## [Work required]
Gather the lines below that include the string "icon", copying each in full.

BEGIN

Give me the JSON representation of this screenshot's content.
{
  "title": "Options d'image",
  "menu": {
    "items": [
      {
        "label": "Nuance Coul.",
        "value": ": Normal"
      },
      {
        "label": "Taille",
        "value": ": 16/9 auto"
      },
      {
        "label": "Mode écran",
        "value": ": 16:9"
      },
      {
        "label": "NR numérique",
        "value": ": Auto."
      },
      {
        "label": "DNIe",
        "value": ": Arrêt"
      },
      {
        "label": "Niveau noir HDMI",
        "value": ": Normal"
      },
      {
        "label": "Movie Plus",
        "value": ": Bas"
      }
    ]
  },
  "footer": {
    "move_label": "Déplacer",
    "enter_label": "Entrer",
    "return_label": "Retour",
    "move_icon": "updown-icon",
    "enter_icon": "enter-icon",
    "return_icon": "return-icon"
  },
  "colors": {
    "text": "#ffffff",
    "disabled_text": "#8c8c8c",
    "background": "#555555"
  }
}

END

## [Result of the exercise]
    "move_icon": "updown-icon",
    "enter_icon": "enter-icon",
    "return_icon": "return-icon"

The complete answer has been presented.